Distinct lighting plays a role throughout the civic square, connecting the buildings with the outdoor plaza.
Photo courtesy of the City of Goodyear
The team’s success started with communication at the beginning of the project that made for “boring meetings” as work progressed, says Montague.
Knowing the importance of a legacy project for the city and having buy-in from the community were key. “Managing expectations during challenging situations, we made sure we were open and transparent,” Montague says. “We don’t want secret initiatives. We kept it simple; we were open to sharing the good and the bad.”
The design-build delivery allowed key decision makers at the table from the outset, helping grow an understanding of cost and time decisions along the way. “Talking from Day 1 helps everyone have a constant understanding of cost and time and the client’s needs and how you deal with complexities,” Montague says. “It really helped us. The early concept models to what the team delivered—they look almost exactly the same.
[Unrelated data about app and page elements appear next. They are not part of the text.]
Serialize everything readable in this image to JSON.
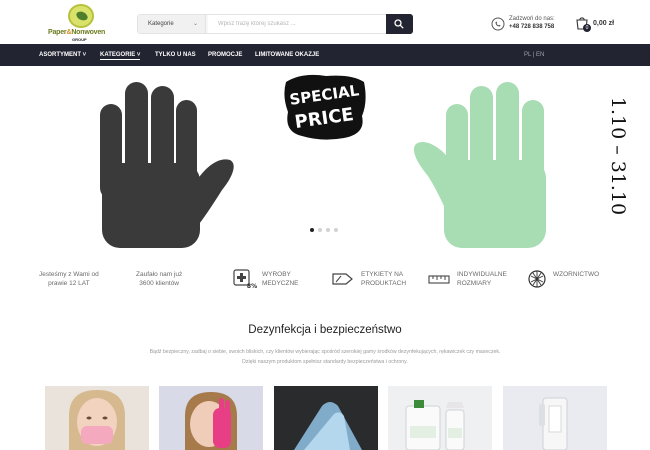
{
  "header": {
    "logo": {
      "word_left": "Paper",
      "word_amp": "&",
      "word_right": "Nonwoven",
      "sub": "GROUP"
    },
    "search": {
      "category_label": "Kategorie",
      "placeholder": "Wpisz frazę której szukasz ..."
    },
    "phone": {
      "label": "Zadzwoń do nas:",
      "number": "+48 728 838 758"
    },
    "cart": {
      "count": "0",
      "total": "0,00 zł"
    }
  },
  "nav": {
    "items": [
      {
        "label": "ASORTYMENT ˅"
      },
      {
        "label": "KATEGORIE ˅"
      },
      {
        "label": "TYLKO U NAS"
      },
      {
        "label": "PROMOCJE"
      },
      {
        "label": "LIMITOWANE OKAZJE"
      }
    ],
    "lang": {
      "pl": "PL",
      "sep": "|",
      "en": "EN"
    }
  },
  "hero": {
    "badge_line1": "SPECIAL",
    "badge_line2": "PRICE",
    "date": "1.10 – 31.10",
    "slides": 4,
    "active_slide": 1
  },
  "features": [
    {
      "lines": [
        "Jesteśmy z Wami od",
        "prawie 12 LAT"
      ],
      "icon": ""
    },
    {
      "lines": [
        "Zaufało nam już",
        "3600 klientów"
      ],
      "icon": ""
    },
    {
      "lines": [
        "WYROBY",
        "MEDYCZNE"
      ],
      "icon": "medical-box-icon",
      "icon_text": "8%"
    },
    {
      "lines": [
        "ETYKIETY NA",
        "PRODUKTACH"
      ],
      "icon": "label-tag-icon"
    },
    {
      "lines": [
        "INDYWIDUALNE",
        "ROZMIARY"
      ],
      "icon": "ruler-icon"
    },
    {
      "lines": [
        "WZORNICTWO"
      ],
      "icon": "pattern-icon"
    }
  ],
  "section": {
    "title": "Dezynfekcja i bezpieczeństwo",
    "desc_line1": "Bądź bezpieczny, zadbaj o siebie, swoich bliskich, czy klientów wybierając spośród szerokiej gamy środków dezynfekujących, rękawiczek czy maseczek.",
    "desc_line2": "Dzięki naszym produktom spełnisz standardy bezpieczeństwa i ochrony."
  },
  "products": [
    {
      "name": "mask-product-card",
      "icon": "face-mask-image"
    },
    {
      "name": "gloves-product-card",
      "icon": "pink-gloves-image"
    },
    {
      "name": "blue-gloves-product-card",
      "icon": "blue-gloves-image"
    },
    {
      "name": "disinfectant-product-card",
      "icon": "disinfectant-bottles-image"
    },
    {
      "name": "dispenser-product-card",
      "icon": "dispenser-image"
    }
  ],
  "colors": {
    "nav_bg": "#222431",
    "accent_dark": "#222431",
    "glove_black": "#3a3a3a",
    "glove_green": "#a8dcb3",
    "mask_pink": "#f4a9bf",
    "glove_pink": "#e83e85",
    "glove_blue": "#8fc3e6"
  }
}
There were very few modifications. There were tweaks here and there with material issues, but very few in the realm of major modifications where city staff walked into a space and said this is not what was expected.”
“Managing expectations during challenging situations, we made sure we were open and transparent.”
—Rich Montague, Vice President of Construction Operations, Ryan Cos
The pandemic changed the way the team worked but showed the need for always keeping a city hall open. Crews had to adjust to give more flexibility to the building, changing strategies early on when it came to ventilation and materials that could easily be cleaned.
Unexpected inflation and material sourcing shortages affected Goodyear Square as well. Montague credits relationships for getting the team through the twists and turns. “It is a challenge every day,” he says. Throughout construction, the team kept an eye on potential shortages and shifted quickly to change materials while ensuring they matched the overall design intent.
“We created a Plan A and Plan B, constantly being adaptive, and sometimes we had temporary solutions put in place,” Montague says. “Other times we changed the geometry or shape to help meet the design intent.”
To give the city hall a distinct feel, Sara Hudoba, senior project manager, says it was key to not just have a big box on the side of the road. “You’ve got odd angles, all the things that make it beautiful are what make it tough to figure out how all those parts and pieces come together,” she says. “It was definitely a challenge and one our whole team truly enjoyed.”
The design of the Goodyear Civic Square uses similar materials and colors across multiple buildings to keep the space linked.
Photo by David Schacher Photography
Lighting concepts from city hall accentuate the lines of the building and play through the park, connecting a foundation in the breezeway of city hall with a fountain in the park. “The opportunity to connect the projects was really important to us,” Miller says. “We recognize city hall needs to stand alone and be unique. There are architectural fixtures that only occur there, and we expect they will remain with city hall.”
The outdoor square space needed to be more than just a playground or amphitheater. A unified design of all the outdoor space helped create a grand room—the amphitheater—surrounded by “little rooms in the park,” simple spaces for people to stop and have lunch or play chess, Miller explains. The team also thought about how they could host community events, such as a food truck park or Christmas tree lighting (this year an ice-skating rink is planned for a Dickens on the Square event), “all those little things that are going to be important to the community,” he says.